§ Task statement: Return every line of the listing exactly as written.

§ Exercise inputs:

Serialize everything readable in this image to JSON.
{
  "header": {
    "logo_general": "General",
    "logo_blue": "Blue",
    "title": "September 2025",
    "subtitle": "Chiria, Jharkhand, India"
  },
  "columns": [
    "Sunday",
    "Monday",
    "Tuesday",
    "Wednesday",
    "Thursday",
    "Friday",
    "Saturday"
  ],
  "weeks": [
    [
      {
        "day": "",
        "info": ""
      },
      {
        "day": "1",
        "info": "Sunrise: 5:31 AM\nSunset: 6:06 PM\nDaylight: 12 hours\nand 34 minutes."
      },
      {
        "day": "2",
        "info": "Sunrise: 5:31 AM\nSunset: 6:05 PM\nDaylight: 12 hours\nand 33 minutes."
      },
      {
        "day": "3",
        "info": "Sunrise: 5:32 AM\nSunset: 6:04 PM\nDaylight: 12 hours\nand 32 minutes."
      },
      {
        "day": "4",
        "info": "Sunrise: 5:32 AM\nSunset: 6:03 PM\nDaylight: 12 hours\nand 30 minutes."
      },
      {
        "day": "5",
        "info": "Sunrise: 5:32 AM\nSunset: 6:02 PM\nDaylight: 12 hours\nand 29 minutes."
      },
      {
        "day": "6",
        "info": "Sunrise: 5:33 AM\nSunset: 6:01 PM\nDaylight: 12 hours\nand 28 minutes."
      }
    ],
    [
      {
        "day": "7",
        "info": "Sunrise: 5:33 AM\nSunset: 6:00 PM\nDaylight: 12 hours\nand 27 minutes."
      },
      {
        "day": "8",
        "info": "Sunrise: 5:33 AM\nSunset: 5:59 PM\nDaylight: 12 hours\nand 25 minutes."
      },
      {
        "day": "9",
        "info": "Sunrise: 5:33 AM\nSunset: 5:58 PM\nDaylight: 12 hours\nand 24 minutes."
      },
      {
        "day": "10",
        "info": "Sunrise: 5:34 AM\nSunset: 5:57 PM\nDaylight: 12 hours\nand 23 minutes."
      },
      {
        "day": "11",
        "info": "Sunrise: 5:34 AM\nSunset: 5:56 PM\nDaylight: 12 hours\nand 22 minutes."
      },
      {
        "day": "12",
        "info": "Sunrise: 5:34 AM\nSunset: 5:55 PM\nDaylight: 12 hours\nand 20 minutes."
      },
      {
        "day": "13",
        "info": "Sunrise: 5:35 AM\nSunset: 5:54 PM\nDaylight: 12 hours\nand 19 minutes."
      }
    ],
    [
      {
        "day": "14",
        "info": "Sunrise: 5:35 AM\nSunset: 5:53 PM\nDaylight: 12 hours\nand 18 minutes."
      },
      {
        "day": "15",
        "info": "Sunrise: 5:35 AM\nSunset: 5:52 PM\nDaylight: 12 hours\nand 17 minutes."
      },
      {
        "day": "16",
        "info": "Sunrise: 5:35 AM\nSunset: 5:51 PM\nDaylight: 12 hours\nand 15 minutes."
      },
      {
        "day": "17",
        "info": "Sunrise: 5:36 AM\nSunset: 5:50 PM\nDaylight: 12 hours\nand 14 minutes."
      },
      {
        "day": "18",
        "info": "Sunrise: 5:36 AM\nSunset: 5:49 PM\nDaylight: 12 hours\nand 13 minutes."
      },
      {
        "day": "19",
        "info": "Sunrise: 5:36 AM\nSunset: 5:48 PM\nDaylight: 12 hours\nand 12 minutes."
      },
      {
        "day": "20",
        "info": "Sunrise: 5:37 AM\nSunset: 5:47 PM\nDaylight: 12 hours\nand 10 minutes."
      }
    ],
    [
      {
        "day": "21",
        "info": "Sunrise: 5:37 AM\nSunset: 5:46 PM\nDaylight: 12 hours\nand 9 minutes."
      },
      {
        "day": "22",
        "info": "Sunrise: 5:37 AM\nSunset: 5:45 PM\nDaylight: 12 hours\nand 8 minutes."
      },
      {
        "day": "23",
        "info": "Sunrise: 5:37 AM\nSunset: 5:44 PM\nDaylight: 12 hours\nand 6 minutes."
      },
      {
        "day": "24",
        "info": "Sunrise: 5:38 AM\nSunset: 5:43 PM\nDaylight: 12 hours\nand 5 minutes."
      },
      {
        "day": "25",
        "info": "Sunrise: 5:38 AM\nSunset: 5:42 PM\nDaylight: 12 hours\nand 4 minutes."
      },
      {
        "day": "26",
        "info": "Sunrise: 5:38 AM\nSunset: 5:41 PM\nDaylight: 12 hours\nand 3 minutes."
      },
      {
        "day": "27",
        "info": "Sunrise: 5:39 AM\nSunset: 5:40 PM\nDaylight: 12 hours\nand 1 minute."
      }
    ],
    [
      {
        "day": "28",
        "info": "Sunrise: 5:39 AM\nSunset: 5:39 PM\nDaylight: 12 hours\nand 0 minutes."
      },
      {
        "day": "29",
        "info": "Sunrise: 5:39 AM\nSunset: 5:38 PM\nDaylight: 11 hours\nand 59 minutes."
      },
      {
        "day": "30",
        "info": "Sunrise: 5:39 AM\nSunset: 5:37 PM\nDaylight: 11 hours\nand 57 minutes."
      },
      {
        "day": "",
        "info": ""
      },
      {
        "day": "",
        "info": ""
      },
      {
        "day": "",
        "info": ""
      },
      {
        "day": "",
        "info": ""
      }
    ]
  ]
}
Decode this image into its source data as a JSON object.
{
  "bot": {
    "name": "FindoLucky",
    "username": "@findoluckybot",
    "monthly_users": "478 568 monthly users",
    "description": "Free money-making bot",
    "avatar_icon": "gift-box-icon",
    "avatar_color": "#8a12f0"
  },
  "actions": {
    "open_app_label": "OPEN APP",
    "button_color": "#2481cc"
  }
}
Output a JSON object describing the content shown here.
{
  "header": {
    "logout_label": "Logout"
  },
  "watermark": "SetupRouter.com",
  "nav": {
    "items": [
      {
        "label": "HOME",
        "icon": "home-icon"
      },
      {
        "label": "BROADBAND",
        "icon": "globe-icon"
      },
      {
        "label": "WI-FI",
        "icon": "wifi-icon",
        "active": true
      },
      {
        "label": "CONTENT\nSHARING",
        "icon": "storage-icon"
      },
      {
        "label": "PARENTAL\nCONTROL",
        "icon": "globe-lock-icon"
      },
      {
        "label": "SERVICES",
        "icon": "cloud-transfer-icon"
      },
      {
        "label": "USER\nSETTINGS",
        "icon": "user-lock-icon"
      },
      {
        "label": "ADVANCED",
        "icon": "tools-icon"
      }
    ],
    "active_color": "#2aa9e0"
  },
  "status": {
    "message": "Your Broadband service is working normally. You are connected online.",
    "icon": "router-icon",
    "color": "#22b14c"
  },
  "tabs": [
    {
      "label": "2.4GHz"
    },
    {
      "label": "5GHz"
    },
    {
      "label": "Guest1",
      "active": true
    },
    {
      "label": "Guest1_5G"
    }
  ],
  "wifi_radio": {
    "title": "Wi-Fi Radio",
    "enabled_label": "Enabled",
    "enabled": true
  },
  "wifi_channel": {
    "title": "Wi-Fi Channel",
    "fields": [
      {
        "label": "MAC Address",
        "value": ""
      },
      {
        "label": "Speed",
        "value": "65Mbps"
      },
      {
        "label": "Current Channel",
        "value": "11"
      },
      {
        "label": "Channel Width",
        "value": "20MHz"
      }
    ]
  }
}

§ Response to this task:
Serialize everything readable in this image to JSON.
{
  "header": {
    "logo_general": "General",
    "logo_blue": "Blue",
    "title": "September 2025",
    "subtitle": "Chiria, Jharkhand, India"
  },
  "columns": [
    "Sunday",
    "Monday",
    "Tuesday",
    "Wednesday",
    "Thursday",
    "Friday",
    "Saturday"
  ],
  "weeks": [
    [
      {
        "day": "",
        "info": ""
      },
      {
        "day": "1",
        "info": "Sunrise: 5:31 AM\nSunset: 6:06 PM\nDaylight: 12 hours\nand 34 minutes."
      },
      {
        "day": "2",
        "info": "Sunrise: 5:31 AM\nSunset: 6:05 PM\nDaylight: 12 hours\nand 33 minutes."
      },
      {
        "day": "3",
        "info": "Sunrise: 5:32 AM\nSunset: 6:04 PM\nDaylight: 12 hours\nand 32 minutes."
      },
      {
        "day": "4",
        "info": "Sunrise: 5:32 AM\nSunset: 6:03 PM\nDaylight: 12 hours\nand 30 minutes."
      },
      {
        "day": "5",
        "info": "Sunrise: 5:32 AM\nSunset: 6:02 PM\nDaylight: 12 hours\nand 29 minutes."
      },
      {
        "day": "6",
        "info": "Sunrise: 5:33 AM\nSunset: 6:01 PM\nDaylight: 12 hours\nand 28 minutes."
      }
    ],
    [
      {
        "day": "7",
        "info": "Sunrise: 5:33 AM\nSunset: 6:00 PM\nDaylight: 12 hours\nand 27 minutes."
      },
      {
        "day": "8",
        "info": "Sunrise: 5:33 AM\nSunset: 5:59 PM\nDaylight: 12 hours\nand 25 minutes."
      },
      {
        "day": "9",
        "info": "Sunrise: 5:33 AM\nSunset: 5:58 PM\nDaylight: 12 hours\nand 24 minutes."
      },
      {
        "day": "10",
        "info": "Sunrise: 5:34 AM\nSunset: 5:57 PM\nDaylight: 12 hours\nand 23 minutes."
      },
      {
        "day": "11",
        "info": "Sunrise: 5:34 AM\nSunset: 5:56 PM\nDaylight: 12 hours\nand 22 minutes."
      },
      {
        "day": "12",
        "info": "Sunrise: 5:34 AM\nSunset: 5:55 PM\nDaylight: 12 hours\nand 20 minutes."
      },
      {
        "day": "13",
        "info": "Sunrise: 5:35 AM\nSunset: 5:54 PM\nDaylight: 12 hours\nand 19 minutes."
      }
    ],
    [
      {
        "day": "14",
        "info": "Sunrise: 5:35 AM\nSunset: 5:53 PM\nDaylight: 12 hours\nand 18 minutes."
      },
      {
        "day": "15",
        "info": "Sunrise: 5:35 AM\nSunset: 5:52 PM\nDaylight: 12 hours\nand 17 minutes."
      },
      {
        "day": "16",
        "info": "Sunrise: 5:35 AM\nSunset: 5:51 PM\nDaylight: 12 hours\nand 15 minutes."
      },
      {
        "day": "17",
        "info": "Sunrise: 5:36 AM\nSunset: 5:50 PM\nDaylight: 12 hours\nand 14 minutes."
      },
      {
        "day": "18",
        "info": "Sunrise: 5:36 AM\nSunset: 5:49 PM\nDaylight: 12 hours\nand 13 minutes."
      },
      {
        "day": "19",
        "info": "Sunrise: 5:36 AM\nSunset: 5:48 PM\nDaylight: 12 hours\nand 12 minutes."
      },
      {
        "day": "20",
        "info": "Sunrise: 5:37 AM\nSunset: 5:47 PM\nDaylight: 12 hours\nand 10 minutes."
      }
    ],
    [
      {
        "day": "21",
        "info": "Sunrise: 5:37 AM\nSunset: 5:46 PM\nDaylight: 12 hours\nand 9 minutes."
      },
      {
        "day": "22",
        "info": "Sunrise: 5:37 AM\nSunset: 5:45 PM\nDaylight: 12 hours\nand 8 minutes."
      },
      {
        "day": "23",
        "info": "Sunrise: 5:37 AM\nSunset: 5:44 PM\nDaylight: 12 hours\nand 6 minutes."
      },
      {
        "day": "24",
        "info": "Sunrise: 5:38 AM\nSunset: 5:43 PM\nDaylight: 12 hours\nand 5 minutes."
      },
      {
        "day": "25",
        "info": "Sunrise: 5:38 AM\nSunset: 5:42 PM\nDaylight: 12 hours\nand 4 minutes."
      },
      {
        "day": "26",
        "info": "Sunrise: 5:38 AM\nSunset: 5:41 PM\nDaylight: 12 hours\nand 3 minutes."
      },
      {
        "day": "27",
        "info": "Sunrise: 5:39 AM\nSunset: 5:40 PM\nDaylight: 12 hours\nand 1 minute."
      }
    ],
    [
      {
        "day": "28",
        "info": "Sunrise: 5:39 AM\nSunset: 5:39 PM\nDaylight: 12 hours\nand 0 minutes."
      },
      {
        "day": "29",
        "info": "Sunrise: 5:39 AM\nSunset: 5:38 PM\nDaylight: 11 hours\nand 59 minutes."
      },
      {
        "day": "30",
        "info": "Sunrise: 5:39 AM\nSunset: 5:37 PM\nDaylight: 11 hours\nand 57 minutes."
      },
      {
        "day": "",
        "info": ""
      },
      {
        "day": "",
        "info": ""
      },
      {
        "day": "",
        "info": ""
      },
      {
        "day": "",
        "info": ""
      }
    ]
  ]
}
Decode this image into its source data as a JSON object.
{
  "bot": {
    "name": "FindoLucky",
    "username": "@findoluckybot",
    "monthly_users": "478 568 monthly users",
    "description": "Free money-making bot",
    "avatar_icon": "gift-box-icon",
    "avatar_color": "#8a12f0"
  },
  "actions": {
    "open_app_label": "OPEN APP",
    "button_color": "#2481cc"
  }
}
Output a JSON object describing the content shown here.
{
  "header": {
    "logout_label": "Logout"
  },
  "watermark": "SetupRouter.com",
  "nav": {
    "items": [
      {
        "label": "HOME",
        "icon": "home-icon"
      },
      {
        "label": "BROADBAND",
        "icon": "globe-icon"
      },
      {
        "label": "WI-FI",
        "icon": "wifi-icon",
        "active": true
      },
      {
        "label": "CONTENT\nSHARING",
        "icon": "storage-icon"
      },
      {
        "label": "PARENTAL\nCONTROL",
        "icon": "globe-lock-icon"
      },
      {
        "label": "SERVICES",
        "icon": "cloud-transfer-icon"
      },
      {
        "label": "USER\nSETTINGS",
        "icon": "user-lock-icon"
      },
      {
        "label": "ADVANCED",
        "icon": "tools-icon"
      }
    ],
    "active_color": "#2aa9e0"
  },
  "status": {
    "message": "Your Broadband service is working normally. You are connected online.",
    "icon": "router-icon",
    "color": "#22b14c"
  },
  "tabs": [
    {
      "label": "2.4GHz"
    },
    {
      "label": "5GHz"
    },
    {
      "label": "Guest1",
      "active": true
    },
    {
      "label": "Guest1_5G"
    }
  ],
  "wifi_radio": {
    "title": "Wi-Fi Radio",
    "enabled_label": "Enabled",
    "enabled": true
  },
  "wifi_channel": {
    "title": "Wi-Fi Channel",
    "fields": [
      {
        "label": "MAC Address",
        "value": ""
      },
      {
        "label": "Speed",
        "value": "65Mbps"
      },
      {
        "label": "Current Channel",
        "value": "11"
      },
      {
        "label": "Channel Width",
        "value": "20MHz"
      }
    ]
  }
}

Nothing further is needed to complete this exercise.